Exploitation in the use of human subjects for medical experimentation: a re-examination of basic issues

Bioethics. 1995 Jul;9(3-4):259-68. doi: 10.1111/j.1467-8519.1995.tb00360.x.


Relatively subtle forms of exploitation of human subjects may arise from the inefficiency or incompetence of a researcher, from the existence of a power imbalance between principal and subject, or from the uneven distribution of research risks among various segments of the population. A powerful and knowledgeable person (or institution) may perpetrate the exploitation of an unempowered and ignorant individual even without intending to. There is an ethical burden on the former to protect the interests of the vulnerable. Excessive or insufficient compensation may be exploitative. However, genuine economic imperatives motivating needy volunteers have to be considered. These forms of exploitation should be appreciated in the context of social and cultural factors suggesting that the relationship between researcher and subject cannot properly be appraised as a contractual undertaking. While compliance with pertinent codes and regulations minimises the exploitative potential, they cannot be enforced in a way that does not recognize a society's peculiar characteristics. The experience with some Filipino cultural traits illustrates this point.

MeSH terms

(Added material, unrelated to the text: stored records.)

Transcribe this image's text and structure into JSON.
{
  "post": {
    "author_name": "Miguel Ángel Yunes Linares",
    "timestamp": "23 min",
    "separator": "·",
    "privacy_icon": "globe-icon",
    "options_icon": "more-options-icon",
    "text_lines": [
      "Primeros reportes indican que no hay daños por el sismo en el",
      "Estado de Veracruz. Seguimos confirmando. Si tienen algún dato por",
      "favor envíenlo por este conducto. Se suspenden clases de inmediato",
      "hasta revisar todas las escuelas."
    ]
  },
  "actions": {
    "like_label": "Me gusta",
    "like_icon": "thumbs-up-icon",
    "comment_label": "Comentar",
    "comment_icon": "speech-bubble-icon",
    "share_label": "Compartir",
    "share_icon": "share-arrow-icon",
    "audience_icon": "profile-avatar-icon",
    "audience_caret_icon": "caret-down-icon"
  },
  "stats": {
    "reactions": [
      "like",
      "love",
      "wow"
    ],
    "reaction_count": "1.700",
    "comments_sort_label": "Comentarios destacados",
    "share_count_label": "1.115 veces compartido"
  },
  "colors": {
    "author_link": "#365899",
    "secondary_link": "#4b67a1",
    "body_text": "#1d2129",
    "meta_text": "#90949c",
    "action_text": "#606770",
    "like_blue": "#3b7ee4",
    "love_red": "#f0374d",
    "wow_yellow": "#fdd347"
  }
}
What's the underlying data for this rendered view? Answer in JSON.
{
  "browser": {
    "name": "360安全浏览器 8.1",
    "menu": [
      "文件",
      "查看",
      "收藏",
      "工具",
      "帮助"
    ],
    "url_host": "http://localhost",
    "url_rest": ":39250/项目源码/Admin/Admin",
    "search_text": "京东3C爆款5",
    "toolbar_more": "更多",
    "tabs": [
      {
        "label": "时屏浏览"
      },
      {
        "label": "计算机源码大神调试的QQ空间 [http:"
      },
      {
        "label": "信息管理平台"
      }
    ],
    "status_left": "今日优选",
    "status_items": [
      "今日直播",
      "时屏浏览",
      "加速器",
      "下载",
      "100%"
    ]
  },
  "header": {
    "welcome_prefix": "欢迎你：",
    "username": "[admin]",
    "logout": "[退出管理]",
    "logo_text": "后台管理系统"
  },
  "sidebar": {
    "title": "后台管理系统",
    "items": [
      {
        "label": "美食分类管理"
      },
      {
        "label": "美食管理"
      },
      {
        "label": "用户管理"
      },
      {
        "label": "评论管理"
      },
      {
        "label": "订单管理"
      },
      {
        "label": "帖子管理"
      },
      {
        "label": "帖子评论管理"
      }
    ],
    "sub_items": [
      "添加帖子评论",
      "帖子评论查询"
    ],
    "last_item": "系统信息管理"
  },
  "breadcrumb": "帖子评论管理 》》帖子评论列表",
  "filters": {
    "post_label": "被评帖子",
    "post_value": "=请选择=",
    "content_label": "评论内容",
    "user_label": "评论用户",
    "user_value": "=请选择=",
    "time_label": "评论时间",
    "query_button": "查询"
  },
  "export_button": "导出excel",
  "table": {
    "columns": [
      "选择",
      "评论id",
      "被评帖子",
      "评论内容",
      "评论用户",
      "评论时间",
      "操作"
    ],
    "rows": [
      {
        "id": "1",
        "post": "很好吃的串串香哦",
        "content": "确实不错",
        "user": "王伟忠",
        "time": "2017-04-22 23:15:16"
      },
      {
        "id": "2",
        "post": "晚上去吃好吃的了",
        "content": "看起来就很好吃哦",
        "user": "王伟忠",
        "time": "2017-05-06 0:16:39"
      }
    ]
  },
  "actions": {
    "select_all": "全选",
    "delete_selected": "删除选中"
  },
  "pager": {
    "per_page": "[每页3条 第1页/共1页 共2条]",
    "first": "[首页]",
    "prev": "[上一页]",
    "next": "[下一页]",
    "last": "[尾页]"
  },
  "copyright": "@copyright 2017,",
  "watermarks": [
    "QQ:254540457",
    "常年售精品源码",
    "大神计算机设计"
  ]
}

  • Coercion
  • Compensation and Redress
  • Deception
  • Developing Countries*
  • Disclosure
  • Economics
  • Fees and Charges
  • Human Experimentation*
  • Humans
  • Informed Consent*
  • Interpersonal Relations
  • Motivation
  • Patient Advocacy
  • Persons
  • Philippines
  • Professional Competence
  • Research Personnel
  • Research Subjects*
  • Researcher-Subject Relations*
  • Risk
  • Risk Assessment
  • Social Dominance*
  • Social Values
  • Socioeconomic Factors*
  • Vulnerable Populations
  • Wounds and Injuries